Rizos' cancer ride a personal experience
Facing your own mortality at 13 years old can be a jarring experience. Mackenzie Rizos, goaltender for the University of Lethbridge Pronghorns women’s hockey team, did just that – and then she turned into a positive.
Beset by an unexplained series of headaches that spawned two weeks of intensive testing at a Calgary hospital, Rizos feared she was facing a cancerous brain tumour. The tests would eventually prove to be negative and Rizos escaped unscathed, except for a lasting emotional scar.
“It was definitely one of the most trying emotional experiences of my life and in the end I was one of the lucky ones,” she says, noting doctors told her that on average, the hospital saw three children per day diagnosed with cancer. “It gave me a lot of perspective and I knew one day I would try and find a way to give something to help fight the disease.”
At the time, the thought was simply a broad idea but it came into focus last summer when Rizos created Mackenzie’s Bike Across Canada for Cancer, a summer-long fundraising initiative that underscored her commitment to social responsibility.
“It seems to be a disease that no matter who you know, everyone has been touched in one way or another,” she says. “It’s all over the place and I wanted to do something to support all the people around me who have been fighting it and also try and give back in respects to my own experience and how lucky I was.”
The Calgary native had just completed her first year at the U of L and taken a summer job with a Calgary sports store. She remembered her Central Memorial High School cross-country coach who had spent a summer biking across the country as well as the many Terry Fox runs for cancer she had participated in over the years. An idea was spawned to combine the two activities.

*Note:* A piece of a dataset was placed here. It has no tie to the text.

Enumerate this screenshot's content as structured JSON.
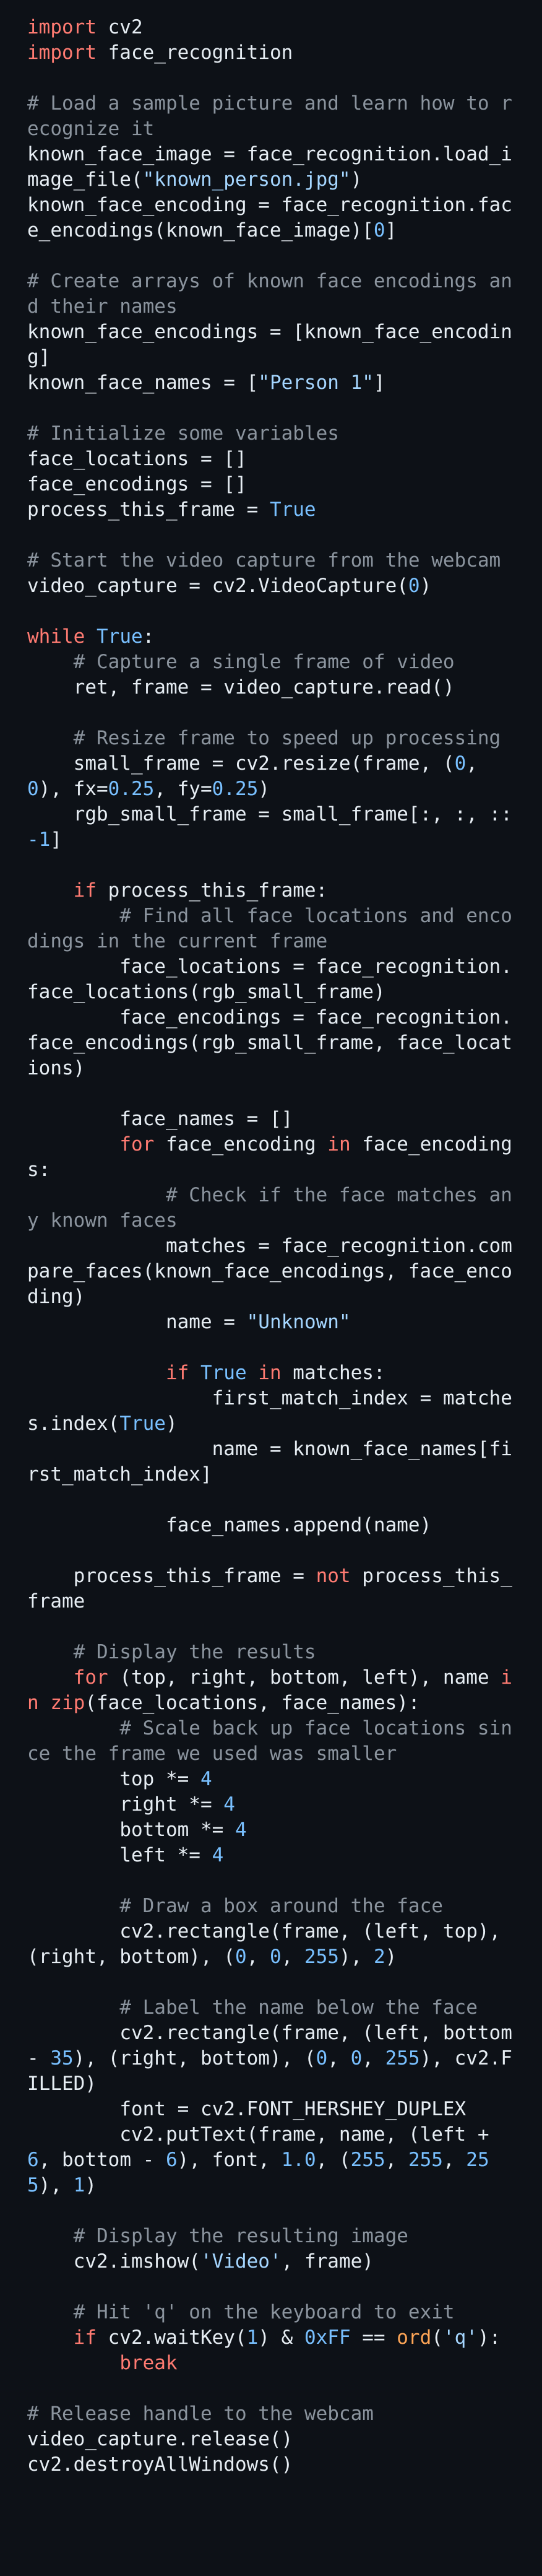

Rizos mapped out the distance from Victoria, B.C. to St. John’s Newfoundland, some 7,400 kilometres, calculated how many days she’d have to ride over the summer and with a little arithmetic, determined a 70-kilometre-a-day ride, May 1 through Aug. 15, would hit her target.
She then told anybody and everybody she knew about her plan and implored them to make donations to the cancer foundation of their choice in support.
“I decided not to seek any sponsorship myself. People were asked to just directly donate and that way they could pick the organization they wanted to donate to. I basically told people what the cause was and left it up to them,” says Rizos.
She has no idea how much money was actually raised but after starting a Facebook group to update people on her quest, more than 500 members tracked her progress.
“I’m sure in some ways if I had looked for more publicity, I could have raised more donations but it was more a private fight against cancer for me and my friends. Through Facebook it ended up being my friends and their friends,” she says.
“The thing I found is that a lot of people want to help but don’t really have an outlet to help and once you start creating these opportunities, you maybe inspire some people to help who normally would not have.”
If you get the idea that Rizos gained perspective early in life, you’d be right. It’s also one of the main reasons she chose to attend U of L, because she understood university was more than playing hockey and going to class.
“One of the really cool things that attracted me to the U of L was a sense of community. Everyone that I met when I came here was really supportive and went that extra mile to try and help me,” says Rizos.
“One of the main things that come out of your university life is the connections and the friendships you make and when I looked at a place that would enable me to do that, Lethbridge was the top place, in my mind, that presented that positive atmosphere.”
The U of L community, not to mention the Pronghorns, is that much stronger with Rizos in the fold.
GET THE FACTS
• Rizos is studying accounting in the Faculty of Management and was named an Academic All-Canadian in her first year
• Her initiative spawned other fundraising efforts from friends, including ride-along programs, donations per kilometre and one friend who elicited donations based on the amount of weights they lifted during workout sessions
• The ride was recognized with the Canada West Marion Hilliard student-athlete award
• Rizos reported back to the Pronghorns last fall in the best shape of her life, scoring her highest-ever grade on the VO2 max cardiovascular test and helping her gain a spot on the Canada West second all-star team this past season
• She is not reenacting her ride this summer but plans to find other ways to raise money to combat cancer in the future